The industry is putting a lot of attention on transparency – opening up about a company, the supply chain, the quality standards, corporate ethics & values, and this is definitely a good thing. A lot of consumers want to know these things, particularly those Millennials and now the Gen Z consumers.
GNC’s botanical raw material GMPs guidance should be applauded. Likewise, CRN’s product registry initiative. We’re hosting forums and panel discussions on transparency and stakeholders are signing up to attend.
Because of all this, and despite all of the negativity, there is a part of me that wants to say that 2015 was a good year for the industry because the conversations happening now have to happen.
But how does the industry go about communicating these initiatives with consumers? Some brands have spent on advertising to emphasize the quality of their products, like Nature Made/ Pharmavite advertising with the USP mark. NSF’s Certified for Sport has also become an important mark of quality, but only in the sports realm.

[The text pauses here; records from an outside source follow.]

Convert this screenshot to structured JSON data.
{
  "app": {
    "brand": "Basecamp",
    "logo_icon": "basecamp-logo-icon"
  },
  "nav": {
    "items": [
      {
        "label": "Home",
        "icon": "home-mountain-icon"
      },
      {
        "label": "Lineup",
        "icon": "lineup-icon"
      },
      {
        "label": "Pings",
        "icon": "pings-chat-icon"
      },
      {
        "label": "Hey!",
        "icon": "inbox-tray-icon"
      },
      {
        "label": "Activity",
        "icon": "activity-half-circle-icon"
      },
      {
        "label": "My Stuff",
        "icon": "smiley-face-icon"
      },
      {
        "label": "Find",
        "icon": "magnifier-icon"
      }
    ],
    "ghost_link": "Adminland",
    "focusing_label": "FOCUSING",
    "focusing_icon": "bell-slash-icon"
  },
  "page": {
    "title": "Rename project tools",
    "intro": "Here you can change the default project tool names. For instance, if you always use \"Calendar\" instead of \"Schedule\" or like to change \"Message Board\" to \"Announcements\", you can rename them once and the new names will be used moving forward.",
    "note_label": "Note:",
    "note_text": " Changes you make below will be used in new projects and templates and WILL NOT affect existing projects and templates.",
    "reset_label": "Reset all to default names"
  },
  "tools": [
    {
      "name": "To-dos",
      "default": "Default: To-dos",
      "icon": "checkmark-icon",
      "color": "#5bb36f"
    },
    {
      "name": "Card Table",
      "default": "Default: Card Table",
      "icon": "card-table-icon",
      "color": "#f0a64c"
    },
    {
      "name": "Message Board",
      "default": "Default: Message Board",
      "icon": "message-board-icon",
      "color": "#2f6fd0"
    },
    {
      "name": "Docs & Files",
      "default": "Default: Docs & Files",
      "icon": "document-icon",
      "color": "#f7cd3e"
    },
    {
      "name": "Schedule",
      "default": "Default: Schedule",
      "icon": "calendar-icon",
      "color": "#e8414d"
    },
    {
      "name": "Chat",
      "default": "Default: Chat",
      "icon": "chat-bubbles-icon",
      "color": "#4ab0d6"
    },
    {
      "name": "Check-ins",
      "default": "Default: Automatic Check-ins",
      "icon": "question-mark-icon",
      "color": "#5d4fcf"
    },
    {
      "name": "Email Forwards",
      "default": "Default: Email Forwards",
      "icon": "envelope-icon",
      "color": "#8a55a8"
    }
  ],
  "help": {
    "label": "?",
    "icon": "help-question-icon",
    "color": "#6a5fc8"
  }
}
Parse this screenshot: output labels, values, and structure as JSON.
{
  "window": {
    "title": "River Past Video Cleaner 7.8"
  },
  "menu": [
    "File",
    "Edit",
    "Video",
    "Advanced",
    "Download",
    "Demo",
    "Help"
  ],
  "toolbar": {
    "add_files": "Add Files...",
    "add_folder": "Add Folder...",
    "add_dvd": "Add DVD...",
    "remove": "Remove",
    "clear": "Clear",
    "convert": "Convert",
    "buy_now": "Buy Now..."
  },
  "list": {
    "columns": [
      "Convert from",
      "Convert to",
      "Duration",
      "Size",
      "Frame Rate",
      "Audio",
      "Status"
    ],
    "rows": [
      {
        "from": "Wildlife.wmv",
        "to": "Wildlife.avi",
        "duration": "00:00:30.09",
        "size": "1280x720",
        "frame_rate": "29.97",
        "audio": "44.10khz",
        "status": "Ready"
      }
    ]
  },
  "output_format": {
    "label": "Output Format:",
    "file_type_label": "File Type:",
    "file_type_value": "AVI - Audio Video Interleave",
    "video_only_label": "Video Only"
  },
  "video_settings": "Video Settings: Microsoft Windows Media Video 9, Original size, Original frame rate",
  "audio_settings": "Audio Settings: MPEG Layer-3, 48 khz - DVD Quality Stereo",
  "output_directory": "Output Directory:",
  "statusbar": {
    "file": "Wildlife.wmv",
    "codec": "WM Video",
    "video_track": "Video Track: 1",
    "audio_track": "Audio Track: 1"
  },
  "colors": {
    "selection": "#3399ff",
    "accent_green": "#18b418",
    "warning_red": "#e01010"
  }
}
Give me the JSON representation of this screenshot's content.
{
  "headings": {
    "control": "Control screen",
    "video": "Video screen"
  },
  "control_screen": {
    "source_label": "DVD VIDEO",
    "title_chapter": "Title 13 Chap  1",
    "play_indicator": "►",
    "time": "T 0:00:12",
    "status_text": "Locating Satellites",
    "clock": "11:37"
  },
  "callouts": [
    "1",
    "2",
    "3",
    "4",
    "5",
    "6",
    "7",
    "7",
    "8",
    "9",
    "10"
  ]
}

UNPA conducted surveys during its November 2015 summit on analytical testing and February 2016 summit on raw materials & supply chain issues and found that, if the dietary supplement industry could move towards a single seal of quality, it would have to be a new seal (81% of responders). For more information about those surveys, please click HERE.
We’re seeing the likes of Labdoor.com publish data on supplement quality testing, and sites like Examine.com review the scientific substantiation of supplements and their ingredients, and their success shows that there is a consumer want for this type of information.
What’s at stake
Chronic disease costs
Heart disease and stroke = $315.4 billion (2010 data).
Cancer care = $157 billion (2010 data)
Diabetes = $245 billion (2012 data)
Arthritis and related conditions = $128 billion (2003 data)
Obesity = $147 billion (2008 data)
The industry has to get this right and the time is now, because what is it at stake is the health and economic future of a nation. Healthcare costs are totally unsustainable and nutrition and nutritional products can play a central role (see the CRN's report on healthcare cost savings for more information). I would like to believe that the majority of the responsible companies genuinely want to have a positive impact on consumer health, and the industry should talk more about this.
If the dietary supplements industry isn’t a key voice in this conversation about healthcare then it will be left behind. Advances with the microbiome and personalized nutrition, for example, are bringing big food companies like Nestlé and General Mills more into this area. They are exploring the potential of these technologies, and they will increasingly compete for consumers.
Michael Stroka, executive director of the Board for Certification of Nutrition Specialists (BCNS), told me recently: “Nutrition is the single greatest determinant of life-long health, but while nutrition is at the core of health it is not at the core of healthcare.”
That needs to change, and the supplements industry can and should be an important part of the change.